Daniel Santos Rocha Sobral Filho is a Medical Student at Federal University of Piauí, Teresina - Piauí - Brazil. Scholarship of the Program of Scientific Initiation of the Federal University of Piauí, participates in researches in nephrology, focusing on genetic nephropathies.
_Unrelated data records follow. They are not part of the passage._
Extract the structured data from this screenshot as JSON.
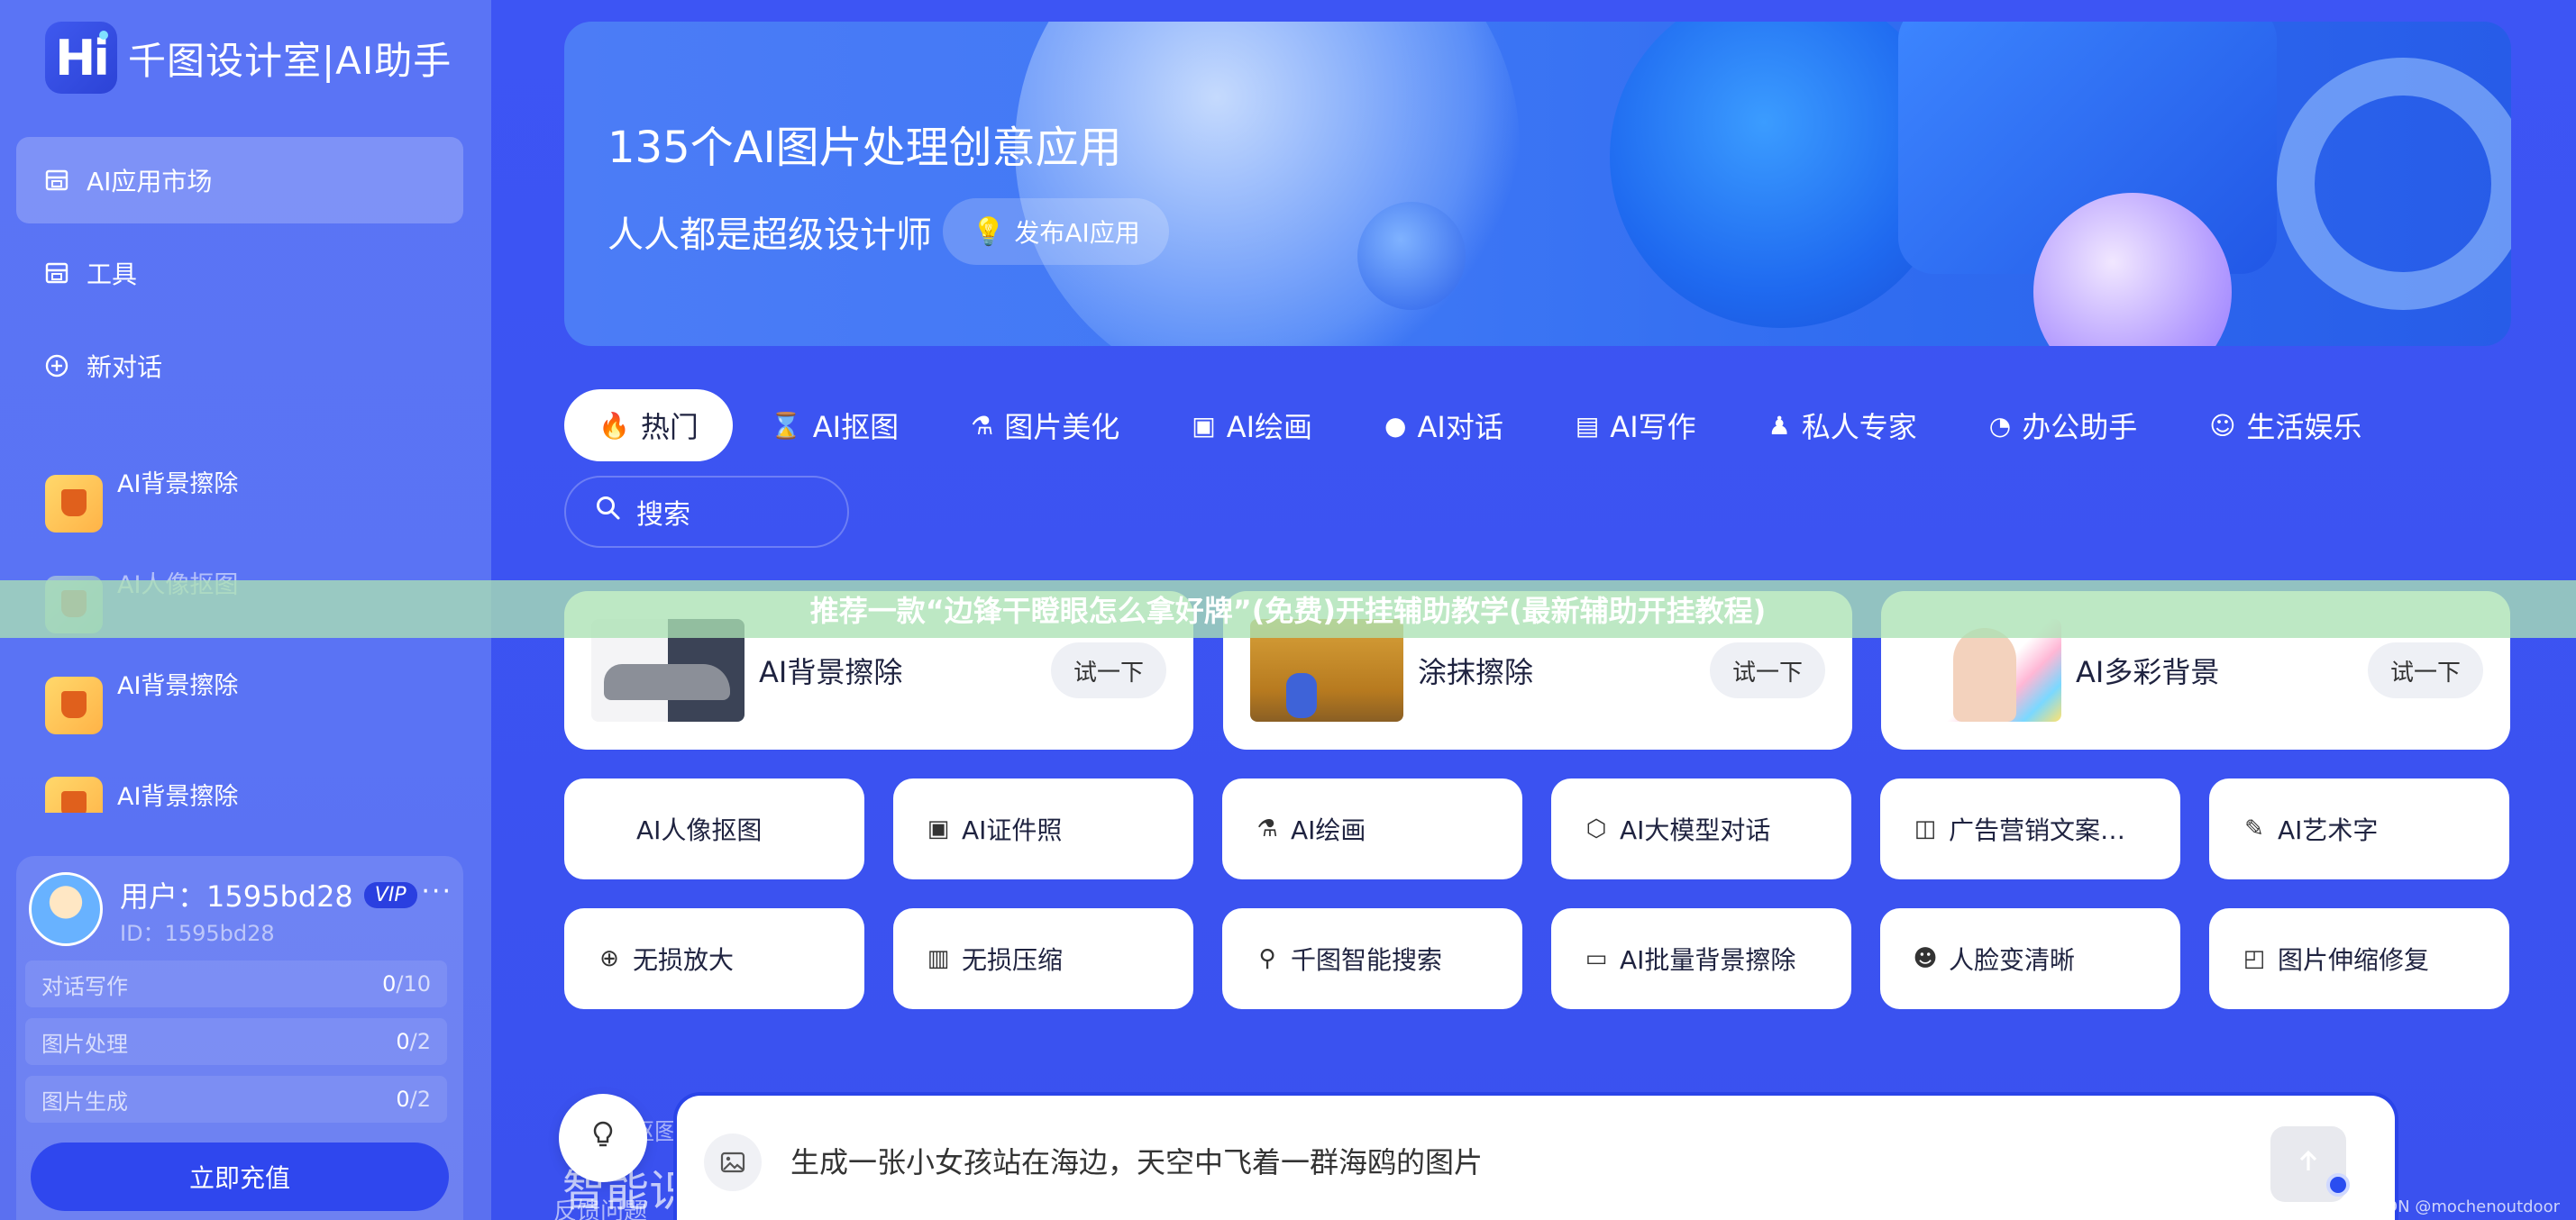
{
  "app": {
    "logo_mark": "Hi",
    "logo_text": "千图设计室|AI助手"
  },
  "sidebar": {
    "nav": [
      {
        "label": "AI应用市场",
        "icon": "store-icon",
        "active": true
      },
      {
        "label": "工具",
        "icon": "store-icon",
        "active": false
      },
      {
        "label": "新对话",
        "icon": "plus-circle-icon",
        "active": false
      }
    ],
    "recent": [
      {
        "label": "AI背景擦除"
      },
      {
        "label": "AI人像抠图"
      },
      {
        "label": "AI背景擦除"
      },
      {
        "label": "AI背景擦除"
      }
    ]
  },
  "user": {
    "name": "用户：1595bd28",
    "vip": "VIP",
    "more": "···",
    "id": "ID：1595bd28",
    "quotas": [
      {
        "label": "对话写作",
        "used": "0",
        "total": "/10"
      },
      {
        "label": "图片处理",
        "used": "0",
        "total": "/2"
      },
      {
        "label": "图片生成",
        "used": "0",
        "total": "/2"
      }
    ],
    "recharge": "立即充值"
  },
  "banner": {
    "title": "135个AI图片处理创意应用",
    "subtitle": "人人都是超级设计师",
    "publish": "发布AI应用"
  },
  "tabs": [
    {
      "label": "热门",
      "icon": "fire-icon",
      "glyph": "🔥",
      "active": true
    },
    {
      "label": "AI抠图",
      "icon": "hourglass-icon",
      "glyph": "⌛",
      "active": false
    },
    {
      "label": "图片美化",
      "icon": "flask-icon",
      "glyph": "⚗",
      "active": false
    },
    {
      "label": "AI绘画",
      "icon": "image-icon",
      "glyph": "▣",
      "active": false
    },
    {
      "label": "AI对话",
      "icon": "chat-icon",
      "glyph": "●",
      "active": false
    },
    {
      "label": "AI写作",
      "icon": "book-icon",
      "glyph": "▤",
      "active": false
    },
    {
      "label": "私人专家",
      "icon": "person-icon",
      "glyph": "♟",
      "active": false
    },
    {
      "label": "办公助手",
      "icon": "dashboard-icon",
      "glyph": "◔",
      "active": false
    },
    {
      "label": "生活娱乐",
      "icon": "smile-icon",
      "glyph": "☺",
      "active": false
    }
  ],
  "search": {
    "label": "搜索"
  },
  "features": [
    {
      "name": "AI背景擦除",
      "try": "试一下"
    },
    {
      "name": "涂抹擦除",
      "try": "试一下"
    },
    {
      "name": "AI多彩背景",
      "try": "试一下"
    }
  ],
  "tools_row1": [
    {
      "label": "AI人像抠图",
      "icon": ""
    },
    {
      "label": "AI证件照",
      "icon": "id-card-icon",
      "glyph": "▣"
    },
    {
      "label": "AI绘画",
      "icon": "flask-icon",
      "glyph": "⚗"
    },
    {
      "label": "AI大模型对话",
      "icon": "hexagon-icon",
      "glyph": "⬡"
    },
    {
      "label": "广告营销文案…",
      "icon": "speaker-icon",
      "glyph": "◫"
    },
    {
      "label": "AI艺术字",
      "icon": "edit-image-icon",
      "glyph": "✎"
    }
  ],
  "tools_row2": [
    {
      "label": "无损放大",
      "icon": "zoom-in-icon",
      "glyph": "⊕"
    },
    {
      "label": "无损压缩",
      "icon": "compress-icon",
      "glyph": "▥"
    },
    {
      "label": "千图智能搜索",
      "icon": "search-icon",
      "glyph": "⚲"
    },
    {
      "label": "AI批量背景擦除",
      "icon": "layers-icon",
      "glyph": "▭"
    },
    {
      "label": "人脸变清晰",
      "icon": "face-icon",
      "glyph": "☻"
    },
    {
      "label": "图片伸缩修复",
      "icon": "crop-icon",
      "glyph": "◰"
    }
  ],
  "overlay_text": "推荐一款“边锋干瞪眼怎么拿好牌”(免费)开挂辅助教学(最新辅助开挂教程)",
  "bottom": {
    "peek1": "抠图",
    "peek2": "智能识",
    "feedback": "反馈问题",
    "chat_placeholder": "生成一张小女孩站在海边，天空中飞着一群海鸥的图片",
    "watermark": "CSDN @mochenoutdoor"
  }
}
Fabry disease (FD) is a rare X-linked disorder resulting from the deficiency of alpha-galactosidaseA enzyme. Microalbuminuria is the initial manifestation of renal involvement, progressing to end-stage renal disease. From one case, we followed the patient's response to enzyme replacement therapy (ERT) and the evolution of its manifestations. A 61 years old male was referred to nephrologist to investigate generalized edema and massive proteinuria. He referred a previous diagnosis of cardiomyopathy and heart failure treatment. Physical examination revealed widespread edema. Complementary tests showed nephrotic proteinuria, hypoalbuminemia and dyslipidemia. Renal biopsy revealed membranous glomerulonephritis (MN) and FD association. Anti-phospholipase-A2-Receptor autoantibodies were positive, revealing the unprecedented association between idiopathic MN and Fabry nephropathy, reinforces the hypothesis that Fabry's nephropathy may modify podocyte antigens, leading to idiopathic MN. Others FD manifestations were found: cornea verticillata, hypertrophic cardiomyopathy and supratentorial microangiopathy. The α-Gal activity was reduced, associated with lyso-Gb3 accumulation. Genetic analysis identified an unreported hemizygous mutation in exon 7 of the GLA gene. The patient experienced decreased edema and clinical stabilization with the institution of fortnightly ERT with agalsidase alfa, with complementary exams showing preservation of renal function with reduction in proteinuria and increased serum albumin. Family screening identified six close relatives with FD on oligosymptomatic stage. This study recognized an unknown association between MN and FD and an unreported genetic mutation. It’s also serving as the basis for the development of a database that aims to allow the follow-up of these patients, making possible the analysis of clinical data and of its evolution.